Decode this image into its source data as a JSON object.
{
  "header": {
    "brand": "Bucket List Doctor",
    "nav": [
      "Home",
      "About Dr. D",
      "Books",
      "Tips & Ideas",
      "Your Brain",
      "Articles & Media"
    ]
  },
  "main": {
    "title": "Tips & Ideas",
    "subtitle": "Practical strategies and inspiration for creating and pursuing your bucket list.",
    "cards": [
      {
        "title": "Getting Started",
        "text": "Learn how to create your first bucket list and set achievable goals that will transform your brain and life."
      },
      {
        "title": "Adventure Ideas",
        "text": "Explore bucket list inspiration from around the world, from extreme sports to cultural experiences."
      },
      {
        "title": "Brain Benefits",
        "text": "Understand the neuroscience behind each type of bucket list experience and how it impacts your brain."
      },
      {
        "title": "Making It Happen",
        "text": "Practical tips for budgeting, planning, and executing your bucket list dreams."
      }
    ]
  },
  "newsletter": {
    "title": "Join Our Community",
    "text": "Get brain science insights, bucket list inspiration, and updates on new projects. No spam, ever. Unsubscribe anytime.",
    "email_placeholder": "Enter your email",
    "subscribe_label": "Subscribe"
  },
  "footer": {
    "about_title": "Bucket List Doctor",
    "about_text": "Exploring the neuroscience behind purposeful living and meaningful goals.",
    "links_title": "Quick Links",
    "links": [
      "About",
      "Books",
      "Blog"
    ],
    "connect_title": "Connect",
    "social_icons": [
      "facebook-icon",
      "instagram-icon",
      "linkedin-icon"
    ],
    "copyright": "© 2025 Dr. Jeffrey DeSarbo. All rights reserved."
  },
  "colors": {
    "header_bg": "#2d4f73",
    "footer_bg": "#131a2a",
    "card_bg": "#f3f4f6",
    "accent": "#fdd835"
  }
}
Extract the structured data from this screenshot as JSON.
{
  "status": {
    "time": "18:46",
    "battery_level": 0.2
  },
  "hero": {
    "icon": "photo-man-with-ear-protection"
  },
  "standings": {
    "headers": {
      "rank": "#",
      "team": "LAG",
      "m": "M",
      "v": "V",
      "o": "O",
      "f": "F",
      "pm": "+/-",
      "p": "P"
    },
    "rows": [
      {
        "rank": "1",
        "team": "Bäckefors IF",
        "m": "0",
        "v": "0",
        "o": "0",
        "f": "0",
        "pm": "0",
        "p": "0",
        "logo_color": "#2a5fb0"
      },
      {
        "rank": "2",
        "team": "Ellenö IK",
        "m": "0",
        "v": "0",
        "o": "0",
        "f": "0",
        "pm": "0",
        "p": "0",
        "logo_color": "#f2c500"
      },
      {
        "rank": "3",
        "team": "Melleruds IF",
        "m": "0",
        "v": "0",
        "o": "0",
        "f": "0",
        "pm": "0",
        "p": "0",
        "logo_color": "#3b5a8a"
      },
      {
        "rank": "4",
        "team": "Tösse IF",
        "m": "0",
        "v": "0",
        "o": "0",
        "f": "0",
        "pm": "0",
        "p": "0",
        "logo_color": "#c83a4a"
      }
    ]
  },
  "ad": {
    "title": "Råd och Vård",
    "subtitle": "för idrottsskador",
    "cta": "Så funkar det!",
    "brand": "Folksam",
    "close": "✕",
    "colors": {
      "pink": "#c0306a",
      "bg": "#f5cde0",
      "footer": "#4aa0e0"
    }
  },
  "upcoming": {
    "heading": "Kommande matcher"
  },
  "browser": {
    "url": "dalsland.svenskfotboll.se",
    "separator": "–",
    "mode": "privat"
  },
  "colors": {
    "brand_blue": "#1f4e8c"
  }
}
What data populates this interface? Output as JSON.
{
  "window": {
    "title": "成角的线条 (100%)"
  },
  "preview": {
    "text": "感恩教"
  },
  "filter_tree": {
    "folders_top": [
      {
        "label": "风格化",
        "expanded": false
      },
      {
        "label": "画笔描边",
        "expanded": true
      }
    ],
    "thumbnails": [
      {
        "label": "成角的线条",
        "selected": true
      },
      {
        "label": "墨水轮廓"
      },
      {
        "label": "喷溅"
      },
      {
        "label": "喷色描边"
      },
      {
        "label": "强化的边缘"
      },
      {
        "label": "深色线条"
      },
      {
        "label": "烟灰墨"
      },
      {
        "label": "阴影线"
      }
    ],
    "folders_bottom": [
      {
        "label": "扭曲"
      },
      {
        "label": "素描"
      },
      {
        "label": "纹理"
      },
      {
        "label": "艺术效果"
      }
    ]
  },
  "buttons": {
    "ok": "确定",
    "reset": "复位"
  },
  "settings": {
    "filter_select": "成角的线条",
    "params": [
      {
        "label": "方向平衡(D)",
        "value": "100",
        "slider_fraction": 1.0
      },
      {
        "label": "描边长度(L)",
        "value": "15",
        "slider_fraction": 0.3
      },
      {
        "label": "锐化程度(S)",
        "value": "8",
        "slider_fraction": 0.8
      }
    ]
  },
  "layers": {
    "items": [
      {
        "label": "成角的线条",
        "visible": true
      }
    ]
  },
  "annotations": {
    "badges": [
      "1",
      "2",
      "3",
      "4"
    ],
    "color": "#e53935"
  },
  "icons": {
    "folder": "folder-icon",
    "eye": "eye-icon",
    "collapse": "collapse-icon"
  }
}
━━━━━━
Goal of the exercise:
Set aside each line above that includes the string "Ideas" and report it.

Response:
      "Tips & Ideas",
    "title": "Tips & Ideas",
        "title": "Adventure Ideas",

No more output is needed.